Regardless of the specifics, we strongly encourage the legislature to maintain adequate inflation protection for retirees and consider linking COLAs to actual inflation so that they more flexibly adjust to changing economic circumstances. We also reiterate our recommendation that any future changes to benefits, like COLAs, or contribution rates should only be made in the context of having a clearly defined funding policy and cost-sharing plan. 

Figure 3: 20-Year Comparison of Different COLA Structures with Proposed New Design.

Screen Shot 2019-02-26 at 2.51.15 PM


Stress Testing

Why is Stress Testing Important?

As noted in an earlier post,  stress testing, as proposed in HB1173, is vital to the prudent and sustainable management of public pensions. We are glad that ATRS agrees that stress testing is important, and of course, the plan already performs some level of stress testing, as the executive director points out in his recent legislative summary. However, on an admittedly quick scan of ATRS’s publicly available documents, we were unable to find any stress testing results that provide projections of future cost under multiple scenarios. We could certainly be missing something, but if stress testing results are not readily available to all stakeholders, including plan members, legislators, and taxpayers, then the value of the exercise is significantly diminished. ATRS has a responsibility to be transparent with and accountable to a broad set of stakeholders.

Given the huge implications for the public school workforce and large potential call on taxpayer resources, it is perfectly reasonable for the Arkansas legislature to place more specific stress testing requirements on ATRS than are included in the general guidelines of the Government Accounting Standards Board (GASB) or the Actuarial Standards of Practice (ASOP). ATRS’s complaints about added cost, frankly, ring hollow given the stakes for teachers and the state and school budgets. Based on our experience, it’s very hard to see how the requirements proposed in HB1173 would meaningfully increase cost above what the plan is already paying their actuaries to do.

Sounds good!  So what’s the problem?

To us, ATRS’s opposition to HB1173 appears to be more about fighting to maintain as much independence as possible rather than any concern about cost, etc. However, in our view, this strategy is shortsighted. Ultimately, it is the legislature and the taxpayers they represent that backstop the plan and ensure that teachers get the benefits that they were promised. Given the challenging times retirement plans face, ATRS should seek out increased productive engagement with the legislature so that legislators have greater ownership and a stronger sense of responsibility to fully fund the plan when the inevitable next recession hits.

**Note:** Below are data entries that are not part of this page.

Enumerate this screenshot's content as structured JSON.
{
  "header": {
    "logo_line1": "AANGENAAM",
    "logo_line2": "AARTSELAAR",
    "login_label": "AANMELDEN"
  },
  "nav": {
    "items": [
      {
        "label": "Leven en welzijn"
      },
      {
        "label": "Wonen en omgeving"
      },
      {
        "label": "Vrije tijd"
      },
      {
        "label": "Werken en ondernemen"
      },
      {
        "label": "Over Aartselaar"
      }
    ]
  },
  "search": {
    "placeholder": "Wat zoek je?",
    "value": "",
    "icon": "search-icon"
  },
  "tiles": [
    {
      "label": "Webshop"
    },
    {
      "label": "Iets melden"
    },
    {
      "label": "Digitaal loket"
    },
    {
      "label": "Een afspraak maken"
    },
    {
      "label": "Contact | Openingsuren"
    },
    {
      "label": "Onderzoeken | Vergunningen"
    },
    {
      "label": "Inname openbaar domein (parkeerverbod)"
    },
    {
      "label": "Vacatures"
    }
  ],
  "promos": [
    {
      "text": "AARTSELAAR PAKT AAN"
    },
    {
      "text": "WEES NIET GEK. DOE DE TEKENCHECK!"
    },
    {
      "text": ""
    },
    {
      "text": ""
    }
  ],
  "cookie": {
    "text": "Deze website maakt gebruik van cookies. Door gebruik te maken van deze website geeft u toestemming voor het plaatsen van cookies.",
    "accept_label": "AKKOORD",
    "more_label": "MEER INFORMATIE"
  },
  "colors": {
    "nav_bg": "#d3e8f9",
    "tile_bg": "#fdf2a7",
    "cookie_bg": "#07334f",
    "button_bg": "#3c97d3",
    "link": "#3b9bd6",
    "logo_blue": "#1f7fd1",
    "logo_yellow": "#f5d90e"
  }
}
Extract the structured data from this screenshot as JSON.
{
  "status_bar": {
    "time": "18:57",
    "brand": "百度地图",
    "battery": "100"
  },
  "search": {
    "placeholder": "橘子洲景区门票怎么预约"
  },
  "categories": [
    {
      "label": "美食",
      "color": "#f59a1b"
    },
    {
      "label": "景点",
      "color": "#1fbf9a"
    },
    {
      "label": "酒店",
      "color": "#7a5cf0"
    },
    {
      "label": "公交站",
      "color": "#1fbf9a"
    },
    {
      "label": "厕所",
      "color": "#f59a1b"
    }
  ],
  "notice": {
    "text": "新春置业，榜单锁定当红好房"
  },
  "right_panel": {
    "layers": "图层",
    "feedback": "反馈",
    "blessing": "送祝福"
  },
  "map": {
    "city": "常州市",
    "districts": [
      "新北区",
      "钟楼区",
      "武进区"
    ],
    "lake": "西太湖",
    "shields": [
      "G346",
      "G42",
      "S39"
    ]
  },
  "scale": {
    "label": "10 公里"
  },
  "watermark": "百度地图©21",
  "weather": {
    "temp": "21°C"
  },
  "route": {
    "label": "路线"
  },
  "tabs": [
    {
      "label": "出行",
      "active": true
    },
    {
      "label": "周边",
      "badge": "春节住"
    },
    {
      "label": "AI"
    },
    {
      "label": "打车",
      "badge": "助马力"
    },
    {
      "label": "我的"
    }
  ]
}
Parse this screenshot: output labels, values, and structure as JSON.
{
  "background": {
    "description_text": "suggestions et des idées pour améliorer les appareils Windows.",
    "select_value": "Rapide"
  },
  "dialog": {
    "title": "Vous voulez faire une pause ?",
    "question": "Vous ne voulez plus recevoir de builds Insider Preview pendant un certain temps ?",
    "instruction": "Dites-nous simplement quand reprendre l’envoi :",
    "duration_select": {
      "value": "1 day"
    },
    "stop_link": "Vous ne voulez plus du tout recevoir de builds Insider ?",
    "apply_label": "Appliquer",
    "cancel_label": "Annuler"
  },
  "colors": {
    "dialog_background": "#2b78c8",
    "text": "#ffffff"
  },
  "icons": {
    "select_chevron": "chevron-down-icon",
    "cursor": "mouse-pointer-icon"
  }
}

We have also been disappointed by the overheated rhetoric of some employee groups regarding stress testing. Arguably their members face the greatest potential impacts from unexpected cost increases, a significant risk given ATRS’s higher than average discount rate and many experts’ investment return expectations. It seems the substantive area of disagreement is with the specific scenarios required in HB1173, which the Arkansas Education Association (AEA) calls “worst case scenarios” in the post linked above. Rather than reject the useful exercise of stress testing out of hand, we encourage the AEA to propose improvements to HB1173 that would make the scenarios acceptable to provide their members and legislators with vital information that would help them plan for whatever the future may hold.

The Takeaway

Retirement policy can be very challenging. It is technically complex, politically charged, and has many legal uncertainties. We are thrilled that Arkansas has done better than most states managing its teachers’ retirement system, but costs have still risen and public retirement plans face some significant challenges going forward. Here at OEP, we think HB1206 (now withdrawn) and HB1173 propose positive improvements that would help ATRS meet the retirement needs of former, current, and future teachers, even if the details need a little work.